Planning Board member Cryor dies
Potomac woman was former legislator, publisher
Jean B. Cryor, a member of the Montgomery County Planning Board, and former three-term state legislator and newspaper publisher, died Tuesday.
The news of her death, at age 70, came in a statement from County Executive Isiah Leggett.
"Her absence will be deeply felt in many ways and in many communities," Leggett said. "We mourn her loss and extend our deepest condolences to her family, her friends, and her colleagues on the Planning Board."
Cryor, of Potomac, was appointed to the Planning Board in June 2007 after she lost a bid for a fourth term representing District 15 in the House of Delegates in 2006.
On the Planning Board, she was known for her quick wit, sharp questioning and interest in a range of topics.
"Jean brought us insight, compassion, humor, and great good judgment to the decisions we make," Planning Board Chairman Royce Hanson said in a statement Tuesday.
The cause of death was not available late Tuesday.
Cryor was the lone Republican on the county's delegation to the state legislature when she lost her House seat in 2006 to political newcomer Craig Rice, a Democrat from Germantown, by 152 votes.
Before entering politics, she was a former editor and publisher at The Gazette.
"She was probably responsible for making our paper strong," said James F. Mannarino, The Gazette's president and publisher, who at the time worked for Cryor as an advertising manager.
"She really just made The Gazette a household name back in those days."
Cryor is the only Republican to have been elected president of the Women Legislators of Maryland.
Kathleen M. Dumais (D-Dist. 15) of Rockville shared an office in Annapolis with Cryor from 2002 to 2006. She remembered her as a "terrific mentor" who taught her to "listen to both sides and not compromise your heart and your principles."
Cryor pushed hard school funding and earned income tax credit for low-income individuals, said state Sen. Robert J. Garagiola.
"When she took the floor, everyone listened Republican and Democrat," he said.
Cryor participated by phone in a Planning Board hearing as recently as Oct. 22, said Commissioner Amy Presley, who met Cryor when she was a delegate and Presley an activist in Clarksburg.
"From the first moment I met her, I never viewed her as a politician but as a regular person," Presley said.
Even after Cryor was no longer in the State House, she was looking out for the people she had represented, Presley said.
Montgomery County Council President Philip M. Andrews said Cryor had a way of making people feel at ease.
"She was very independent, very clear about what she thought and very warm and engaging," said Andrews, (D-Dist. 3) of Gaithersburg.
He said one of her best traits was her ability to tap into what residents wanted to know.
"I was impressed by her independence, her common sense and her interest in hearing what was on peoples' minds," Andrews said.
Cryor was born in Landsdowne, Pa., and has three daughters.
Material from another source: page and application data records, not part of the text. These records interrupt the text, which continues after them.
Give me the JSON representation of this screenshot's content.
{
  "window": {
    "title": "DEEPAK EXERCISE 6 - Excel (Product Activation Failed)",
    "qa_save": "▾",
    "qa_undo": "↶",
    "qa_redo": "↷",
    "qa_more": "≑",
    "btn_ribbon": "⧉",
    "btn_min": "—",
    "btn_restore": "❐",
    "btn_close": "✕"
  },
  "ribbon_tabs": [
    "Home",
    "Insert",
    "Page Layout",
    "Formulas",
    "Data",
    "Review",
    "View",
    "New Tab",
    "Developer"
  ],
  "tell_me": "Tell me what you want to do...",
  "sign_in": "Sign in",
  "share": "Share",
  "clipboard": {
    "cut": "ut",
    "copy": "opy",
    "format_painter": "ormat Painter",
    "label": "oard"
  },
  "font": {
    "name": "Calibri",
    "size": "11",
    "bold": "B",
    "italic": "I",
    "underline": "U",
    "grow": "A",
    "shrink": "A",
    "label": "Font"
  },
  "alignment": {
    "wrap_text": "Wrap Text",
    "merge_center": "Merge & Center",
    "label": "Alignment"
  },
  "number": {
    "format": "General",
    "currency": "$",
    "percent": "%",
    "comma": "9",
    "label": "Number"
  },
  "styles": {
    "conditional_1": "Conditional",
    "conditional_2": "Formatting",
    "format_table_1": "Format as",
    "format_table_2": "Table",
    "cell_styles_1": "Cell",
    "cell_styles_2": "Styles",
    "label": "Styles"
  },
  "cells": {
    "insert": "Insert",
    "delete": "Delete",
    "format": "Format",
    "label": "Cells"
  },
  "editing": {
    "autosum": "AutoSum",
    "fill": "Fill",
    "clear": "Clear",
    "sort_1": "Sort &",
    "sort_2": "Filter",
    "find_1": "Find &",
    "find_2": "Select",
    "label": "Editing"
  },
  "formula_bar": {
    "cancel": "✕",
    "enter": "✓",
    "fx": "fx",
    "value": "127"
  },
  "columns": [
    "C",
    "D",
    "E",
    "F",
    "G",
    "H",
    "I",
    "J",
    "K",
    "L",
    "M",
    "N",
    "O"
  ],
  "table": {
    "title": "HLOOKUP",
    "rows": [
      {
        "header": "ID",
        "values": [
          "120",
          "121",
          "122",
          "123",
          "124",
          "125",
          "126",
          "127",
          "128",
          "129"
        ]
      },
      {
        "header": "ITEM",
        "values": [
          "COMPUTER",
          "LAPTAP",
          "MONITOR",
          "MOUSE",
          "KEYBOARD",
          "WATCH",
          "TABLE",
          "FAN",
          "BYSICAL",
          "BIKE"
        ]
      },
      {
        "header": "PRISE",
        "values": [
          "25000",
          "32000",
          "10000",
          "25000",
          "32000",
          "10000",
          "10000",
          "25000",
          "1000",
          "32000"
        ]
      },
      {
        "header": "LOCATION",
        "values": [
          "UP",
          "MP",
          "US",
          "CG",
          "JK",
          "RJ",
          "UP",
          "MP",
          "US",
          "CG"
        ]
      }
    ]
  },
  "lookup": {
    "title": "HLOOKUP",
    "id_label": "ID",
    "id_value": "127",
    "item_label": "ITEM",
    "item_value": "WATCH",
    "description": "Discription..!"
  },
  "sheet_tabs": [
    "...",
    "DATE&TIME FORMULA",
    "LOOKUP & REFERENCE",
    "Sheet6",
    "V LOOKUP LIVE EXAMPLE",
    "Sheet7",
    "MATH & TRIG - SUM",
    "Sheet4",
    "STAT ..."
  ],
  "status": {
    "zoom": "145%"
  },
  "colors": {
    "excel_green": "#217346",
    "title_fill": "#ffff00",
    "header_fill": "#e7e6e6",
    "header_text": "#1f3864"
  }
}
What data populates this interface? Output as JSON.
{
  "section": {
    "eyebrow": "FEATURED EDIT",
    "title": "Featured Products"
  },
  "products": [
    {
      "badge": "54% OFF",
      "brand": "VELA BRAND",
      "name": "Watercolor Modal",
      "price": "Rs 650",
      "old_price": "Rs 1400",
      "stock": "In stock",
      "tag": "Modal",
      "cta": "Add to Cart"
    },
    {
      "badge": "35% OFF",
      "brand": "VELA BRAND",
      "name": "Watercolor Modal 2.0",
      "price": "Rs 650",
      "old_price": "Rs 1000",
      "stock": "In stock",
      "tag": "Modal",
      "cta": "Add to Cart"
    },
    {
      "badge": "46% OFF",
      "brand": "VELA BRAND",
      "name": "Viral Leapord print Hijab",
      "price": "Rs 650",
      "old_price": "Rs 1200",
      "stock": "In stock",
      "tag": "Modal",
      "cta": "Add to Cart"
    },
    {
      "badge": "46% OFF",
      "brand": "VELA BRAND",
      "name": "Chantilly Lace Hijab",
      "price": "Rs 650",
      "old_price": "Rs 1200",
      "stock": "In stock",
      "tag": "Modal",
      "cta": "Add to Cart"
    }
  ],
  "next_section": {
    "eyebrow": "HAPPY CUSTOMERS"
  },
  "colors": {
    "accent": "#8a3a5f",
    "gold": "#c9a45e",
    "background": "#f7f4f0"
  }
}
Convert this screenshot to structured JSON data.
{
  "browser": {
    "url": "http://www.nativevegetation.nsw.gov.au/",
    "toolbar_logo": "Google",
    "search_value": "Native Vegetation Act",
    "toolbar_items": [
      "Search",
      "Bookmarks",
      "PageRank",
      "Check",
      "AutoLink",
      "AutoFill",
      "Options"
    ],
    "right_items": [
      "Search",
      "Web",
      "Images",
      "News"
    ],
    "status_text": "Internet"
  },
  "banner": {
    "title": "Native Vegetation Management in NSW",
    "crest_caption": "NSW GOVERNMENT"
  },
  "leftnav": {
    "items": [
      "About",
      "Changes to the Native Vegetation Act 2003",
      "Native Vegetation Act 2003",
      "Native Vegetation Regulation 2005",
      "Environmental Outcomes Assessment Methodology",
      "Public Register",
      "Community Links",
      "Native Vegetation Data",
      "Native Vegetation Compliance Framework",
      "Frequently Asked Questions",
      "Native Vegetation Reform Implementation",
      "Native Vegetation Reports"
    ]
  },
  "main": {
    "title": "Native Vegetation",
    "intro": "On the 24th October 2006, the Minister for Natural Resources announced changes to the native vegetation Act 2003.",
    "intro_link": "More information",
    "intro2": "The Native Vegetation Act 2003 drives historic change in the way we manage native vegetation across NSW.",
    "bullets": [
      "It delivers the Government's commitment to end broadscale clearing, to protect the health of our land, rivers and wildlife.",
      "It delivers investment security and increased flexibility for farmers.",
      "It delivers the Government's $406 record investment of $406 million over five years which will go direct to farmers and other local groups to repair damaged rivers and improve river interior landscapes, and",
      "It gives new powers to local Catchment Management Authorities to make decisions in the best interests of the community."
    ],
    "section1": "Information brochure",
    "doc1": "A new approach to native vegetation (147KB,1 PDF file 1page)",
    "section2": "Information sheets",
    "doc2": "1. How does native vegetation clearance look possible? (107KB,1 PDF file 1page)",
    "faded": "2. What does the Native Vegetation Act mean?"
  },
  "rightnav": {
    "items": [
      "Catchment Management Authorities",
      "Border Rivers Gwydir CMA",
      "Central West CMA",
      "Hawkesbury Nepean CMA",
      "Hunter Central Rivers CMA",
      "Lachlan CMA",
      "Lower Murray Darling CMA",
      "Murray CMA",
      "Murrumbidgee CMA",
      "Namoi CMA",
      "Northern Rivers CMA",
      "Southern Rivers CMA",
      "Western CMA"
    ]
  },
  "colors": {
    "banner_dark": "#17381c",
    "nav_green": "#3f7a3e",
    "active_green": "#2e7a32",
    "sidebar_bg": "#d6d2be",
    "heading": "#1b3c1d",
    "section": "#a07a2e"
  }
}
She was a widow.
Staff Writers Sebastian Montes, Susan Singer-Bart, Melissa A. Chadwick and Melissa Brachfeld contributed to this report.